11. Eke PI, Dye BA, Wei L, et al. Prevalence of periodontitis in adults in the United States: 2009 and 2010. J Dent Res.2012;91(10):914-920.
12. National Institute of Dental and Craniofacial Research. Dental Caries (Tooth Decay) in Adults (Age 20 to 64). NIDCR; 2018. https://www.nidcr.nih.gov/research/data-statistics/dental-caries/adults
13. Fleming E, Afful J. Prevalence of total and untreated dental caries among youth: United States, 2015-2016. NCHS Data Brief. 2018;(307):1-8.
14. Rasu RS, Bawa WA, Suminski R, et al. Health literacy impact on national healthcare utilization and expenditure. Int J Health Policy Manag. 2015;4(11):747-755.
15. Dewalt DA, Berkman ND, Sheridan S, et al. Literacy and health outcomes: a systematic review of the literature. J Gen Intern Med. 2004;19(12):1228-1239.
16. What is health literacy? Centers for Disease Control and Prevention Web site. January 28, 2921. https://www.cdc.gov/healthliteracy/learn/index.html. Accessed March 26, 2021.
17. Standards for Clinical Dental Hygiene Practice. American Dental Hygienists' Association. 2016. https://www.adha.org/resources-docs/2016-Revised-Standards-for-Clinical-Dental-Hygiene-Practice.pdf. Accessed March 29, 2021.
18. Borrell LN, Crawford ND. Socioeconomic position indicators and periodontitis: examining the evidence. Periodontol 2000. 2012;58(1):69-83.
19. Office of Disease Prevention and Health Promotion. Health literacy in Healthy People 2030. U.S. Department of Health and Human Services Web site. https://health.gov/our-work/healthy-people/healthy-people-2030/health-literacy-healthy-people-2030. Accessed March 26, 2021.
20. 9th Global Conference on Health Promotion, Shanghai 2016. The role of governments in promoting health literacy. World Health Organization Web site.http://www.who.int/healthpromotion/conferences/9gchp/health-literacy-government-role/en/. Accessed March 26, 2021.
21. Eke PI, Thornton-Evans GO, Wei L, et al. Periodontitis in US Adults: National Health and Nutrition Examination Survey 2009-2014. J Am Dent Assoc. 2018;149(7):576-588.e6.
22. Committee on Oral Health Access to Services, Institute of Medicine and National Research Council. (2011). Improving access to oral health care for vulnerable and underserved populations.

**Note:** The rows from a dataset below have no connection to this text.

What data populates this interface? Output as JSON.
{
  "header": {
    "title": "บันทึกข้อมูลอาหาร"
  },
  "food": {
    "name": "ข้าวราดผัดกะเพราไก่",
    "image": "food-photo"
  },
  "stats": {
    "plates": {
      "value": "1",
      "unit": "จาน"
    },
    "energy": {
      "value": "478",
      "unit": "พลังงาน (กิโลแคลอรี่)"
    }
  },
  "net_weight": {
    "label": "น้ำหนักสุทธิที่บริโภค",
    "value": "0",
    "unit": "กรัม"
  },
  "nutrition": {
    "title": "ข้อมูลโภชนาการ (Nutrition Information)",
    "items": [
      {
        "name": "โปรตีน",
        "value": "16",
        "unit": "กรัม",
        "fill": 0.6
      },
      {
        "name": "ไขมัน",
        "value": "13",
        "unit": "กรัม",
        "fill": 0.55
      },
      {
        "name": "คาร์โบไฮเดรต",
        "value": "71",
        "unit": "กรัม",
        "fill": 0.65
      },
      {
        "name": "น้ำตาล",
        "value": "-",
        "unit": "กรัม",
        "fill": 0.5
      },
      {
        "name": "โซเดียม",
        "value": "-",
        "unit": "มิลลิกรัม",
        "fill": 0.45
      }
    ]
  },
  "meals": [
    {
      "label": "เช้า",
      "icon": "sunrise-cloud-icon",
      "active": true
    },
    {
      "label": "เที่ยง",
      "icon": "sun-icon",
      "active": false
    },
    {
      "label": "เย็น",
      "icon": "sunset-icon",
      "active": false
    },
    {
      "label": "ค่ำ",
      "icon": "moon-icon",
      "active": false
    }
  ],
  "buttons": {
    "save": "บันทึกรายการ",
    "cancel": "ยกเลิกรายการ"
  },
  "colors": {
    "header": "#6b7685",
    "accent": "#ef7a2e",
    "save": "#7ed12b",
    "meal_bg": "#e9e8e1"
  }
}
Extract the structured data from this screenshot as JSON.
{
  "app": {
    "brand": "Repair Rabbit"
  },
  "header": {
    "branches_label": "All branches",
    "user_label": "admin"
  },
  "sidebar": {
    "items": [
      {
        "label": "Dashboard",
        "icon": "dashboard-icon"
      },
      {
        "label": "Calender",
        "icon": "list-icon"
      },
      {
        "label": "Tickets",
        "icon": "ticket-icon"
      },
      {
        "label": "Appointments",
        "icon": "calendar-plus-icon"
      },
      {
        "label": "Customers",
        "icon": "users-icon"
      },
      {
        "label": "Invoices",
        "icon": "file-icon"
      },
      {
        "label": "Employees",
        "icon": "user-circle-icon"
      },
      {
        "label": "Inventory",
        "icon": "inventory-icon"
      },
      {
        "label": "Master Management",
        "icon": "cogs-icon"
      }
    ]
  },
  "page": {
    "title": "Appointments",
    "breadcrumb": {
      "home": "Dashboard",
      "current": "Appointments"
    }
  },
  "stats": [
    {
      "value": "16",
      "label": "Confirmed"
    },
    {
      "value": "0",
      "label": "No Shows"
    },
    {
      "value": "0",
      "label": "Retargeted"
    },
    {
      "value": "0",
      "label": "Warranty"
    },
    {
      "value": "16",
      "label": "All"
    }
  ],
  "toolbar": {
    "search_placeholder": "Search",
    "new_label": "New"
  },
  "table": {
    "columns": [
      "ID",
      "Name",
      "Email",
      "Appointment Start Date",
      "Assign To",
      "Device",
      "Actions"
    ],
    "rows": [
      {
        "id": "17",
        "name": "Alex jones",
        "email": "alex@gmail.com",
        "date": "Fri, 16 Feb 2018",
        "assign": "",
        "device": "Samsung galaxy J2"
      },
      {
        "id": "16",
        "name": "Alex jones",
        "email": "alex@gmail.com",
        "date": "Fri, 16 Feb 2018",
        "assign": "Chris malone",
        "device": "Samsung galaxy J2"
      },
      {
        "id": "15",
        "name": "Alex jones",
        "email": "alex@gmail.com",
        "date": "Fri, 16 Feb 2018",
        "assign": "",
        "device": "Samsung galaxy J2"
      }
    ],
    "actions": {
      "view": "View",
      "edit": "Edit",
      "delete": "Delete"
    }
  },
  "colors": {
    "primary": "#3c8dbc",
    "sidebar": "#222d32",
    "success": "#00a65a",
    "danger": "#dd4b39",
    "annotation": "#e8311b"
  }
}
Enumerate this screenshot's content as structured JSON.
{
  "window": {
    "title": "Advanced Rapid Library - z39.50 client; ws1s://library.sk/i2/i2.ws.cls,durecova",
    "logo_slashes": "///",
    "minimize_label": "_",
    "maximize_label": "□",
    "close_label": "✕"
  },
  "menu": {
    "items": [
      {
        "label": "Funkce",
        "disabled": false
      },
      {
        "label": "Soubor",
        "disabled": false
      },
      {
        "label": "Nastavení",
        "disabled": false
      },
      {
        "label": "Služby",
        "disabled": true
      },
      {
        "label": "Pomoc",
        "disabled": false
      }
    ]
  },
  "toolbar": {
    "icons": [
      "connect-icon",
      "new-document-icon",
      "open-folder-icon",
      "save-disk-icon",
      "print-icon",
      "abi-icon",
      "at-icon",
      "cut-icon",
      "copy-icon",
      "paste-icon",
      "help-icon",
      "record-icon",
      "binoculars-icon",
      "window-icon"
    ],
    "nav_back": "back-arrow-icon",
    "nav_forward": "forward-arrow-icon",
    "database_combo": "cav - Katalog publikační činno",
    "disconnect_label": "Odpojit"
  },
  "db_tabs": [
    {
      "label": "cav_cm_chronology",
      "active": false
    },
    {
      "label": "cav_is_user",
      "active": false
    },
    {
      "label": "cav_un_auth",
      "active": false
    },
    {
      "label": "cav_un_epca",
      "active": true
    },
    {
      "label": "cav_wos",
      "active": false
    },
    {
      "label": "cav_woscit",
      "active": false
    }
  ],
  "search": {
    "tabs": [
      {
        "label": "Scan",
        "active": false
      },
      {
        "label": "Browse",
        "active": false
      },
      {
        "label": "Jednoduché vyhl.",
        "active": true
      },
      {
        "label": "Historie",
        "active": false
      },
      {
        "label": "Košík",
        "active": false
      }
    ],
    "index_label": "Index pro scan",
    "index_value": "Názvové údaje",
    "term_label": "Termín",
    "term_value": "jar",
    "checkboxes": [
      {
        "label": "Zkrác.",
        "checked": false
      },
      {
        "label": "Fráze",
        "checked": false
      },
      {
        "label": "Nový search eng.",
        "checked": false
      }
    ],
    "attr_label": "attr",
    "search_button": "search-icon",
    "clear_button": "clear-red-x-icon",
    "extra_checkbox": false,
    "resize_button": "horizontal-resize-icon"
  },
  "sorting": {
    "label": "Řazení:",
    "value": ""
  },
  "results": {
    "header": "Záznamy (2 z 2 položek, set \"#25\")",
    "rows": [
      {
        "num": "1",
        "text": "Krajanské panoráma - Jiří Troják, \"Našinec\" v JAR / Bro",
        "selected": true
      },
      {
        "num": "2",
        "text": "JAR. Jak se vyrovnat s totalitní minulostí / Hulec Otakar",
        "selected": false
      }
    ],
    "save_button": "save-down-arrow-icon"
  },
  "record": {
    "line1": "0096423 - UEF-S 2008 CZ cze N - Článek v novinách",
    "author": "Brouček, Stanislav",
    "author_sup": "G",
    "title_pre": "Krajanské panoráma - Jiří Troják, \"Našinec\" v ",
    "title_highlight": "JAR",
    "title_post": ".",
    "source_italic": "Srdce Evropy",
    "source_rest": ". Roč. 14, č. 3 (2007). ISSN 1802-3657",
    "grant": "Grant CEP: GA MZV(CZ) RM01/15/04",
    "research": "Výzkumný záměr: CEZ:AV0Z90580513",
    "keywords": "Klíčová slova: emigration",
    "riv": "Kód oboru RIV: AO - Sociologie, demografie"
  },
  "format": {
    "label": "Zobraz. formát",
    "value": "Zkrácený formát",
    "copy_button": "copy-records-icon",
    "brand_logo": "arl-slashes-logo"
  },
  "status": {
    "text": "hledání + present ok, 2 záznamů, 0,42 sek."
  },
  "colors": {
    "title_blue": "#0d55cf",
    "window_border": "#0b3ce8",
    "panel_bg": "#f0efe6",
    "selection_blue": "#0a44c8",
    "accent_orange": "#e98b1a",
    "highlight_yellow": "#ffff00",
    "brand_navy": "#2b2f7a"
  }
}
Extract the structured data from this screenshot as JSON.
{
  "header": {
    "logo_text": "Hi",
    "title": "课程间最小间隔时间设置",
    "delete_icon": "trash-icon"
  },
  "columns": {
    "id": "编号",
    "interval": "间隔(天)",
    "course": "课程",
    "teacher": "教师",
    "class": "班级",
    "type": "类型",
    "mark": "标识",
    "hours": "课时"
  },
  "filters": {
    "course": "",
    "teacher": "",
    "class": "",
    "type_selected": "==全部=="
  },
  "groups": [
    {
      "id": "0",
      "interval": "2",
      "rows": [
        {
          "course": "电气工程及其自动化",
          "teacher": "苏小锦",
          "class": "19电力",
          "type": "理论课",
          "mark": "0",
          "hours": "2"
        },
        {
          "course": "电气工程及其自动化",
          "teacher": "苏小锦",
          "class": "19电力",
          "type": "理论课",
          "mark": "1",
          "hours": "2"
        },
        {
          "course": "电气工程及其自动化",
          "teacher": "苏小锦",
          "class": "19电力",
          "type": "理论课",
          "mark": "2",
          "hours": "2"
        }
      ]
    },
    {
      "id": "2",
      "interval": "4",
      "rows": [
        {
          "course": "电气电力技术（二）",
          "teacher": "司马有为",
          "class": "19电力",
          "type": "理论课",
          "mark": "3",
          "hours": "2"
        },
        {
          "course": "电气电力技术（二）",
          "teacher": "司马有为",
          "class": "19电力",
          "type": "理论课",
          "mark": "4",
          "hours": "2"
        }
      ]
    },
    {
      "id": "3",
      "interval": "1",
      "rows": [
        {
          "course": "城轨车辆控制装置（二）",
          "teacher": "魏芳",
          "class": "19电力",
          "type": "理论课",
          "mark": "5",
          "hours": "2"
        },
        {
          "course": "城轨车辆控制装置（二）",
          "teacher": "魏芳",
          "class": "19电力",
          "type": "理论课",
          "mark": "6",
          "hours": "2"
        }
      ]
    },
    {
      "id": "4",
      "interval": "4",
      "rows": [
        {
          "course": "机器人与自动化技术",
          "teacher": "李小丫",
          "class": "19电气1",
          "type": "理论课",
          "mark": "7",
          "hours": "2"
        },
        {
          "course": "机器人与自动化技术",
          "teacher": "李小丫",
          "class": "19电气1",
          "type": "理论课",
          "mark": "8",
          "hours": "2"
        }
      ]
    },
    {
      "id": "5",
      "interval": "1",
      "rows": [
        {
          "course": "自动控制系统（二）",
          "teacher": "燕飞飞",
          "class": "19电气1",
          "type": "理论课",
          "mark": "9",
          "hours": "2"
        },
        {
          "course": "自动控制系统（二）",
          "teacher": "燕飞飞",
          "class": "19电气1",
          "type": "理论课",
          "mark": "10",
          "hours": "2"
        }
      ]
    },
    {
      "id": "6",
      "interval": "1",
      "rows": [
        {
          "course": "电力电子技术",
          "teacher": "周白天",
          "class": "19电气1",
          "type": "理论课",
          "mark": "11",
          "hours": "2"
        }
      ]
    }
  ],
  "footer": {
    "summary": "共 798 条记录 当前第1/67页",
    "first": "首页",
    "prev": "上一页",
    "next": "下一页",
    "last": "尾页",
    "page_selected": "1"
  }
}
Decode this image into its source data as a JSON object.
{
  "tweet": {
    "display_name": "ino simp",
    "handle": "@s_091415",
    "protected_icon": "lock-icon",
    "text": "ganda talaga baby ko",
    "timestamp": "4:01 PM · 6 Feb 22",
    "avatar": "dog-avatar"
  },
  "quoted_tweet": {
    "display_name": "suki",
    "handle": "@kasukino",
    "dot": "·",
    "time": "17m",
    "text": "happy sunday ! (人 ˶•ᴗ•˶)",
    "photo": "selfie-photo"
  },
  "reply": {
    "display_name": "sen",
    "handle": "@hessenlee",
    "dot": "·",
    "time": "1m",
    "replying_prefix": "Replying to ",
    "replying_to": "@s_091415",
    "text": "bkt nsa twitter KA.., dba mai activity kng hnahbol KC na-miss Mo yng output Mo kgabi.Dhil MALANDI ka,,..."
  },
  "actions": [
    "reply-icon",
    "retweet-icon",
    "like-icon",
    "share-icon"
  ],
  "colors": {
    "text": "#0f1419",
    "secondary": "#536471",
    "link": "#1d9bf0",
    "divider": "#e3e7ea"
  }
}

Washington, D.C.: The National Academies Press. https://www.hrsa.gov/sites/default/files/publichealth/clinical/oralhealth/improvingaccess.pdf. Accessed March 29, 2021.
23. Kutner M, Greenberg E, Jin Y, Paulsen C. (2006). The Health Literacy of America's Adults: Results From the 2003 National Assessment of Adult Literacy (NCES 2006-483). U.S. Department of Education. Washington, DC: National Center for Education Statistics. https://nces.ed.gov/pubs2006/2006483.pdf. Accessed March 29, 2021.